* [DIRECTIONS]
Make a tally of the lines in the records that include the string "image", and give only that number.

* [LISTED ENTRIES]
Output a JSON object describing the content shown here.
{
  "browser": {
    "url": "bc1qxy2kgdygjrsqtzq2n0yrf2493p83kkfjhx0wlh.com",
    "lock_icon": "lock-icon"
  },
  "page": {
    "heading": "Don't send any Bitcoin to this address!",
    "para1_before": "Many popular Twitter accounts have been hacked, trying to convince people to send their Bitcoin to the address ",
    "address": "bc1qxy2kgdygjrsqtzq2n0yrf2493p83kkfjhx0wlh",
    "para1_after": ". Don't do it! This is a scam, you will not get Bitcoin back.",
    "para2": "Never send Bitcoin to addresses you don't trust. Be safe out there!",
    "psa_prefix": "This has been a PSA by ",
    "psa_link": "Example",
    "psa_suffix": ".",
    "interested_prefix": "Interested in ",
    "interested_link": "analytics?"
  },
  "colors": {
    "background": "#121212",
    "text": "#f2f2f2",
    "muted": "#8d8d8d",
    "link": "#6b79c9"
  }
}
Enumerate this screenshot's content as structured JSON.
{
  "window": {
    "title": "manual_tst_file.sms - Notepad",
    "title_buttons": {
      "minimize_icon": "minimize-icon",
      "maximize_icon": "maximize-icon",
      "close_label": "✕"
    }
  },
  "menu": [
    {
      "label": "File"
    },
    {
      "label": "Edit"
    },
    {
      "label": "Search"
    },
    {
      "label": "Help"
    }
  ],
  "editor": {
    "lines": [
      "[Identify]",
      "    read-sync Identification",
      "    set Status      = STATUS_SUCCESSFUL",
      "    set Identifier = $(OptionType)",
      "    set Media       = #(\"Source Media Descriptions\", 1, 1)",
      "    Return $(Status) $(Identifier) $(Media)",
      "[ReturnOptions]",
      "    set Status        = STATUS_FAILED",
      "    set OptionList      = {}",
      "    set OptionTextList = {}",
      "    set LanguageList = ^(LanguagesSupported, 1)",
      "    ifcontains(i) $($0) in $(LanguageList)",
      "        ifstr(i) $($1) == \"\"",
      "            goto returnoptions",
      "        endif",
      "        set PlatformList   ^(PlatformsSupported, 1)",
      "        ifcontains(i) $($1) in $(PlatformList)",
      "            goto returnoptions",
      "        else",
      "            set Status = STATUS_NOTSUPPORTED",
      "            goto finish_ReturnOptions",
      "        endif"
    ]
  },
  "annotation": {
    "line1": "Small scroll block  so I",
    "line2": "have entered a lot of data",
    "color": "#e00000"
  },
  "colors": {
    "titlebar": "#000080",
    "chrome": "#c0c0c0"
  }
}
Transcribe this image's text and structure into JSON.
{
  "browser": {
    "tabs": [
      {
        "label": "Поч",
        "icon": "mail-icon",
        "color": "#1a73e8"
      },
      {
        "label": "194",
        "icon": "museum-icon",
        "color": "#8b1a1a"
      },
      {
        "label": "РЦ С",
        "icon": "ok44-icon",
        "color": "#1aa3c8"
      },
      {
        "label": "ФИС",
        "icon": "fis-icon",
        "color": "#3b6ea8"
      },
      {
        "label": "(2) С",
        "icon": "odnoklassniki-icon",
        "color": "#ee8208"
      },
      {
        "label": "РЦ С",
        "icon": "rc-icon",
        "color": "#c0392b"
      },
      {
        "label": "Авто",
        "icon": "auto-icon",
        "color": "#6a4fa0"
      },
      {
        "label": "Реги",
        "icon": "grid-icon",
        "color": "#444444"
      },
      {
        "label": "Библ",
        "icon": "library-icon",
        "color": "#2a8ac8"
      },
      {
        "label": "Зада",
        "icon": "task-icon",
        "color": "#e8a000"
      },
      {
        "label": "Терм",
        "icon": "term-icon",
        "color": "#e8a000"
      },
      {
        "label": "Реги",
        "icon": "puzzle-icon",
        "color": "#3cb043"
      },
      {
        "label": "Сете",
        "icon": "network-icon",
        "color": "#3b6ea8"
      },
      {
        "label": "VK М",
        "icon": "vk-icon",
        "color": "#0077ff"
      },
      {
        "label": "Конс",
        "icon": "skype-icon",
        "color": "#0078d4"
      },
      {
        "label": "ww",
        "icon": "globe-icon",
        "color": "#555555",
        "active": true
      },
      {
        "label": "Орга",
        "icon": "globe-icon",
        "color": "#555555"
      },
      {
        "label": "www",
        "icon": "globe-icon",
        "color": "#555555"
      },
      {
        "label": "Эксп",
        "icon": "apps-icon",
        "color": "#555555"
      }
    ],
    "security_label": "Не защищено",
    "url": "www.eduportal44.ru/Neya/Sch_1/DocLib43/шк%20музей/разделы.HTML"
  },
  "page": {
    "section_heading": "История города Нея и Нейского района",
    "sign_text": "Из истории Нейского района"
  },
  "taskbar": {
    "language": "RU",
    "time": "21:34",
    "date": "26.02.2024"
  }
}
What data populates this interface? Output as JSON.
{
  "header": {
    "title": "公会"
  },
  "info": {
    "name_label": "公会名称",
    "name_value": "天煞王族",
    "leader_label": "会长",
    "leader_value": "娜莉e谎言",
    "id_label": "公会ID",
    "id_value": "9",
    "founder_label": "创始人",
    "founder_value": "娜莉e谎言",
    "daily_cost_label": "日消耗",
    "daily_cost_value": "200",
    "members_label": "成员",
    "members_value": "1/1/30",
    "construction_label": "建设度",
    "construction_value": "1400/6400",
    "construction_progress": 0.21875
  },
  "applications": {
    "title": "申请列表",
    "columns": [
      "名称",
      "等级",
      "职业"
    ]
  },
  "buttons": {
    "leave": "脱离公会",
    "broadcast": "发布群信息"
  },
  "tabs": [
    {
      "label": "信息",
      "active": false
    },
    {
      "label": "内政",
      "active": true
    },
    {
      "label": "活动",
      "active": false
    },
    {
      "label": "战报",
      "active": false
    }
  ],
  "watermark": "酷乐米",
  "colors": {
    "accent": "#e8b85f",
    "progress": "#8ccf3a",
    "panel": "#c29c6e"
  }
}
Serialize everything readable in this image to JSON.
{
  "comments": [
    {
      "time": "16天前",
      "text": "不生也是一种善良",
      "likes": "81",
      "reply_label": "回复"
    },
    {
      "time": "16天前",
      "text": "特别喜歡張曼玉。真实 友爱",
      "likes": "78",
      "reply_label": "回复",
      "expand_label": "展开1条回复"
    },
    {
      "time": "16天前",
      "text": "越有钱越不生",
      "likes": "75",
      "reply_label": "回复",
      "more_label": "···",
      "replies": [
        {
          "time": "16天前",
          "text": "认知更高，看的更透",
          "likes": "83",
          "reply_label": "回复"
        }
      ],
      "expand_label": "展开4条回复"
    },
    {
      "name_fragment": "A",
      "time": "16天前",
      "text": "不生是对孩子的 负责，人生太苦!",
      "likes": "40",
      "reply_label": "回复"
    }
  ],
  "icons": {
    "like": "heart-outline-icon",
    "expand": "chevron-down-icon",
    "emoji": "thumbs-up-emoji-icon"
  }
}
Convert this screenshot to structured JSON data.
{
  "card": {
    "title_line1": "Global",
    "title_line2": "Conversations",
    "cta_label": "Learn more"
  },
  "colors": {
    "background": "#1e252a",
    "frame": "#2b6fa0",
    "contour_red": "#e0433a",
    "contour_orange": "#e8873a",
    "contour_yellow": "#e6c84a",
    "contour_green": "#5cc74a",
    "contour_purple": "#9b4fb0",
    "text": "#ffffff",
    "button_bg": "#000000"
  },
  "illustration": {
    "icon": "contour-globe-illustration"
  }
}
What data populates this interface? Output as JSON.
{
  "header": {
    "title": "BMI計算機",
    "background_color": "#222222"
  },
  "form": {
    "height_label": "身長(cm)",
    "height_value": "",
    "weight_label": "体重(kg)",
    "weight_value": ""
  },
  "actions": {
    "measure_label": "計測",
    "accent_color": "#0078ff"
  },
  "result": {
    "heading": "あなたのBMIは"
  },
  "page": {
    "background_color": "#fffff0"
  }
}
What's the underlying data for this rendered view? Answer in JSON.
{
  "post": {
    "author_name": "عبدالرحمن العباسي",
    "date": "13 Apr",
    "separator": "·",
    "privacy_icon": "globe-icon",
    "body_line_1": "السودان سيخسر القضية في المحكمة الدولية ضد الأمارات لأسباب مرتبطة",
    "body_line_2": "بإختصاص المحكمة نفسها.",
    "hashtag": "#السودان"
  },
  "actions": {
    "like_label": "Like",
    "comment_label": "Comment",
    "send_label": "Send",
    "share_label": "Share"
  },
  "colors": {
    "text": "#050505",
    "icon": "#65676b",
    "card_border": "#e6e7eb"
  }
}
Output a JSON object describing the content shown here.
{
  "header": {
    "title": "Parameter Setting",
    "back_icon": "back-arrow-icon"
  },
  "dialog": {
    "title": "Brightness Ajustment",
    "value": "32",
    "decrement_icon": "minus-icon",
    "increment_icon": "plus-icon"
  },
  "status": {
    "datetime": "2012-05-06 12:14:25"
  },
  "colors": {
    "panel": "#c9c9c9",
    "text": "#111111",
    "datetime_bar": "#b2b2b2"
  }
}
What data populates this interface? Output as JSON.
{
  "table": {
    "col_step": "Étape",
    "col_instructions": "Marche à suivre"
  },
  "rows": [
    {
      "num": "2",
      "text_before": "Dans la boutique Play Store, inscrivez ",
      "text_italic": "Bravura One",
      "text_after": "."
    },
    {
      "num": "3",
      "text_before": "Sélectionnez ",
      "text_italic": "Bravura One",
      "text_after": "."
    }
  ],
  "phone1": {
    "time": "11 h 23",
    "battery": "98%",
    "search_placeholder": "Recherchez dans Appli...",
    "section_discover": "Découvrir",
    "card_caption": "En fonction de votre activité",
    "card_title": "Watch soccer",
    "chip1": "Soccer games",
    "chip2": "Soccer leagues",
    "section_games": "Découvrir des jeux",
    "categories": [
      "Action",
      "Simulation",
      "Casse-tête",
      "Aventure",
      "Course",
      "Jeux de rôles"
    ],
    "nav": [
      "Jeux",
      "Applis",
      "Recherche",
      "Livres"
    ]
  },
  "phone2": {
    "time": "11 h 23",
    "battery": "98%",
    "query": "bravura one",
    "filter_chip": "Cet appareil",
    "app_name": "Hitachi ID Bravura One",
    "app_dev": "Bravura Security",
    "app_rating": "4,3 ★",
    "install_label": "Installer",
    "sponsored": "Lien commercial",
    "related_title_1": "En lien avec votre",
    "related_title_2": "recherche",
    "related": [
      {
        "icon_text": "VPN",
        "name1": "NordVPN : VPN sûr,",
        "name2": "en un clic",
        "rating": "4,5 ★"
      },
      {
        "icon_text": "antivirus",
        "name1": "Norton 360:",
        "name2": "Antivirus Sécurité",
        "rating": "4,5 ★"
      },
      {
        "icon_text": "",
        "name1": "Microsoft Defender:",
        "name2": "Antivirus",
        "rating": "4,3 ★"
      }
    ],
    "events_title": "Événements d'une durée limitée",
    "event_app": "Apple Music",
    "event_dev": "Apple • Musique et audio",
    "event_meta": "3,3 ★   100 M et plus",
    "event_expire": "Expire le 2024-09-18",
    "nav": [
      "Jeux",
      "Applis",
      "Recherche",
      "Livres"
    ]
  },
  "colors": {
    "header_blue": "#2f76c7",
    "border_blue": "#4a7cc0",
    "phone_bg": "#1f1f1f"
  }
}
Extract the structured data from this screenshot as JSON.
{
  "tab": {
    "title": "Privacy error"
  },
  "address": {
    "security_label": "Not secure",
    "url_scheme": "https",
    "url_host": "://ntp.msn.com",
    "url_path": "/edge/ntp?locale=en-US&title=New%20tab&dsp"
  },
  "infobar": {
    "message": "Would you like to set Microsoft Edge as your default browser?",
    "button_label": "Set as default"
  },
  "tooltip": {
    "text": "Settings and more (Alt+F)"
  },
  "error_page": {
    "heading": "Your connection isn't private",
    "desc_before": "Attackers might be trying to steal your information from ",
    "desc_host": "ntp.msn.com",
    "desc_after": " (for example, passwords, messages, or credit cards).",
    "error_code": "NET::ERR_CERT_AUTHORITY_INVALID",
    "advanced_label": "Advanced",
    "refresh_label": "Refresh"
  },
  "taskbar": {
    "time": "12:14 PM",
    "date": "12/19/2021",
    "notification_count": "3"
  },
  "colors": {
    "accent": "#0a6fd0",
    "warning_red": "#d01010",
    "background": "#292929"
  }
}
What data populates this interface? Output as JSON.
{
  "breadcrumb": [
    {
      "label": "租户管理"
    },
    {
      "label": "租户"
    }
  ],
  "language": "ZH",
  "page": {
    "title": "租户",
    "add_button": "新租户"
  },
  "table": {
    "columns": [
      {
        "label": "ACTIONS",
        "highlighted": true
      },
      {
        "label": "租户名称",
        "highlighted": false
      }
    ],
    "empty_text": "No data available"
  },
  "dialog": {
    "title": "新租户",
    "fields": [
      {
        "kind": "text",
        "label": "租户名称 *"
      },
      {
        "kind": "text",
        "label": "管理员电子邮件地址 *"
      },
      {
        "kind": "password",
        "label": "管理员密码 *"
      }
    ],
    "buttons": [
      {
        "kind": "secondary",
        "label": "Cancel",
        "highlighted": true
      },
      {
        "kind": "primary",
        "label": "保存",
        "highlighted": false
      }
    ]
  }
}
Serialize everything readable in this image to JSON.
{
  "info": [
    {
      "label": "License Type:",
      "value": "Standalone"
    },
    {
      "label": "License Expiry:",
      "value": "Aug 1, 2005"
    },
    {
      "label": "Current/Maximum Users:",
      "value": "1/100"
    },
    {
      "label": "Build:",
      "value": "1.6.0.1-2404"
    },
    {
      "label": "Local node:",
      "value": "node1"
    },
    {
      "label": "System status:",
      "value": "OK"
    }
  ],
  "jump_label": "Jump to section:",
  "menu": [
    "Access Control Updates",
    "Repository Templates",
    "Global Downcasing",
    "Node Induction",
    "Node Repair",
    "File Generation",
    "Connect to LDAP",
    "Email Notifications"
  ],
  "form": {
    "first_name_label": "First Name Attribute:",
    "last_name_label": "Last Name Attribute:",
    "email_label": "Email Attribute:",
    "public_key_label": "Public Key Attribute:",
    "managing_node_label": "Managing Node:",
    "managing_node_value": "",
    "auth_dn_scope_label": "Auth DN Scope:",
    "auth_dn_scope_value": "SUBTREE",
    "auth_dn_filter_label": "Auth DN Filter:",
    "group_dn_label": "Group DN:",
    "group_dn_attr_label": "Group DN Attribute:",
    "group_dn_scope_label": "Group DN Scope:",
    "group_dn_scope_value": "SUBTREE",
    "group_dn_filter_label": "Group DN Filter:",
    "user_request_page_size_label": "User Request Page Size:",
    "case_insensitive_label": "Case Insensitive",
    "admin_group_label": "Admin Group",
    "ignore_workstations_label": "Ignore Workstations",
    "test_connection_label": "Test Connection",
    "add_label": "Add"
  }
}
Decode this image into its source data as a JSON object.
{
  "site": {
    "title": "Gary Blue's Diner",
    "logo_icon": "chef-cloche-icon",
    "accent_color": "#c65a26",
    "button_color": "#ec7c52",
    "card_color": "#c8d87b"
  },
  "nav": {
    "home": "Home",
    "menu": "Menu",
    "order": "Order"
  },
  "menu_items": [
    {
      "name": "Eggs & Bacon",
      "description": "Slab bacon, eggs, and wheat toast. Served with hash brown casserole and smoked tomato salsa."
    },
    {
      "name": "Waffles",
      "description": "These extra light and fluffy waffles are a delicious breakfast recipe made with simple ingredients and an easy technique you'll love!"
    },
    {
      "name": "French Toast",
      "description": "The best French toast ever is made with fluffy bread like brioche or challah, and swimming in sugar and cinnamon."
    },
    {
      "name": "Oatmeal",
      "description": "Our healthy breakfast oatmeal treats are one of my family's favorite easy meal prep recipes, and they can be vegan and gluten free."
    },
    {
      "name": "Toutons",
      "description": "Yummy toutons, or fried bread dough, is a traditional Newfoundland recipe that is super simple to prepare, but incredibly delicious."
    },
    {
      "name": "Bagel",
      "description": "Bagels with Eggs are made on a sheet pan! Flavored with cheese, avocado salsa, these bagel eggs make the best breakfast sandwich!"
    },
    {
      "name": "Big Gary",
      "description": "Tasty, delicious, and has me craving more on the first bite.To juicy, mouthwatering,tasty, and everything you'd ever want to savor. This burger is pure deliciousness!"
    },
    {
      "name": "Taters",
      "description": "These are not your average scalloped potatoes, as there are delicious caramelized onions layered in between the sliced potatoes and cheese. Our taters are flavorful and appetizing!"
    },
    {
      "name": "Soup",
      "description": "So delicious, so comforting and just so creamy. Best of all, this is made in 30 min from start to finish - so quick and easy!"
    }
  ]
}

* [RESULT FOR THIS TASK]
4